It is through free play that the child begins to understand the world. Before the age of three, the child develops the foundations for his later life, walking, speaking and with it the possibility of thinking, and it is from the age of three onwards that the child assimilates what he imitates through play. By playing, practice and by practicing, you learn. Through imitation, the child is free to learn for himself and the experiences he has penetrate into the depths of his being, he is formed and receives the lesson that his experiences contain. We must preserve the strength of initiative for the rest of our lives. The best preparation for thinking is activity that allows the child to enter the world through free play. We must ensure that the child feels the happiness of making discoveries, letting him experience the wonder. In this way their talents and will develop.

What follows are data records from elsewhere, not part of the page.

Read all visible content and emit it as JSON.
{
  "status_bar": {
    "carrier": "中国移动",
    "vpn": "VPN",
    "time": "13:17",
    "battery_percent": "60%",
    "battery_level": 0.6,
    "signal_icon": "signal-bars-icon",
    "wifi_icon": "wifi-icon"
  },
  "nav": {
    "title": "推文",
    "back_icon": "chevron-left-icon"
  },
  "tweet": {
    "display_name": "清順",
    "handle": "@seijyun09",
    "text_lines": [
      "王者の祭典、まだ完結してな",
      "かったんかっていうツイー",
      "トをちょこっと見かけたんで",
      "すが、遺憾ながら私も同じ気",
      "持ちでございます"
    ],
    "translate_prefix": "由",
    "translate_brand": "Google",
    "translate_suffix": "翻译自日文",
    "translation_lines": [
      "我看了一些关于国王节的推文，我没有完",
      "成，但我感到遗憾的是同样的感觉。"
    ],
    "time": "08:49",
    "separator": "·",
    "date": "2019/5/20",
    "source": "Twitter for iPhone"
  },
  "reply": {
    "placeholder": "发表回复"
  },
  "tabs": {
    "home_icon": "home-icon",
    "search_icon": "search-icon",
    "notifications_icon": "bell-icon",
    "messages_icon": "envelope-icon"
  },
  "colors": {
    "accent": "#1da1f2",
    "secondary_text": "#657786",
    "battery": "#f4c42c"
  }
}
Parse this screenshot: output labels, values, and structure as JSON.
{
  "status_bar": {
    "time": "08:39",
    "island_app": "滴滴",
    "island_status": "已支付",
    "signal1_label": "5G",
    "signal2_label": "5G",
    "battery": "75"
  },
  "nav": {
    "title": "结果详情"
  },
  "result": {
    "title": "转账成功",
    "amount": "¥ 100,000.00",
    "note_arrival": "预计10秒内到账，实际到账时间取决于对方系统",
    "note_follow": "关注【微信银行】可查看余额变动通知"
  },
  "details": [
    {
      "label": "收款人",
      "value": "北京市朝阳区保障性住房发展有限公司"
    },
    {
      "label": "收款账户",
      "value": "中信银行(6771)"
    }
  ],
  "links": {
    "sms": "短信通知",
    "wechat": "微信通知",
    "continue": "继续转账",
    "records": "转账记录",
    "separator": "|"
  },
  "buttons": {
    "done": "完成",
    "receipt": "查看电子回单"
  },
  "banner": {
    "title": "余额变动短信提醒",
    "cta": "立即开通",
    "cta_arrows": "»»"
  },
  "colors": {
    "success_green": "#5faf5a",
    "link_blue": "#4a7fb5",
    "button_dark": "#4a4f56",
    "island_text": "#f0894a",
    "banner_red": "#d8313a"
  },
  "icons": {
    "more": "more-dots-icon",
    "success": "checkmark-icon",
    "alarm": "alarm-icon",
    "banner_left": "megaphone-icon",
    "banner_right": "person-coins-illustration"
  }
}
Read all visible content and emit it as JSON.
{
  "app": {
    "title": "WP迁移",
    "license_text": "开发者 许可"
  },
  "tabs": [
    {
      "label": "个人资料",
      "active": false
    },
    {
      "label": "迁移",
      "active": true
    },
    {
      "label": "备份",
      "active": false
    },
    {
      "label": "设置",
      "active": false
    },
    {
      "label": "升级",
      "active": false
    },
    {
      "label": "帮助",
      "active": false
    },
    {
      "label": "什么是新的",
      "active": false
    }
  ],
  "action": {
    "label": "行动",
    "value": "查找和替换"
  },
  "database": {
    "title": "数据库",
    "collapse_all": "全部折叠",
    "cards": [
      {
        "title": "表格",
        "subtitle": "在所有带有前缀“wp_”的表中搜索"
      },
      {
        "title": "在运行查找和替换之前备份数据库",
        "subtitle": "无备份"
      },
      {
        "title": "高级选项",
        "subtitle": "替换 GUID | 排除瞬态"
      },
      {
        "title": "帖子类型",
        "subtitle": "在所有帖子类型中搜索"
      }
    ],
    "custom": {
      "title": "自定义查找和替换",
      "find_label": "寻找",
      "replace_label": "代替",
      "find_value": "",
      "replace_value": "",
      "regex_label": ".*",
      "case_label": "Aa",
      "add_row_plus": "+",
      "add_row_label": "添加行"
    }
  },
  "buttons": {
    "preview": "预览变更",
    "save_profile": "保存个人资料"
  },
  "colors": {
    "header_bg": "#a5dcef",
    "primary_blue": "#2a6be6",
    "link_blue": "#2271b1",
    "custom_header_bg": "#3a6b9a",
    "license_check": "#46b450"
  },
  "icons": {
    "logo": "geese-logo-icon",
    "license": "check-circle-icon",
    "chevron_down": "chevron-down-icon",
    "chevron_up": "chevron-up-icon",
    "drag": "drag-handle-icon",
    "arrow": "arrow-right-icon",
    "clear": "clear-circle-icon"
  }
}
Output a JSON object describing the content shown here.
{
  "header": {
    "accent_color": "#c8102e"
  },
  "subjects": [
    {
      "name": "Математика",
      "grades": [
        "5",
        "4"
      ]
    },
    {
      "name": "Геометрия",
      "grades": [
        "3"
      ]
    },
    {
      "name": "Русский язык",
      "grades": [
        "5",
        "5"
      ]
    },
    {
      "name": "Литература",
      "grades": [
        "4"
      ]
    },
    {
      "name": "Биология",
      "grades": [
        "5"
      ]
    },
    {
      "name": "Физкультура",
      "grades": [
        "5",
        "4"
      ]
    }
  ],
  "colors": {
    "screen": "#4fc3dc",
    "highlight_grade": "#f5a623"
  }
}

The first and second graders have just concluded a form Drawing lesson block. Form Drawing is about artistic non-representational mark making and is used to strengthen multi-sensory learning, crossing the mid-line, visual motor integration, spatial intelligence, and social emotional skills. It's fun, creative and a provides a great basis for the subsequent letters lesson block. It was an enjoyable start to the New Year and we produced some beautiful books.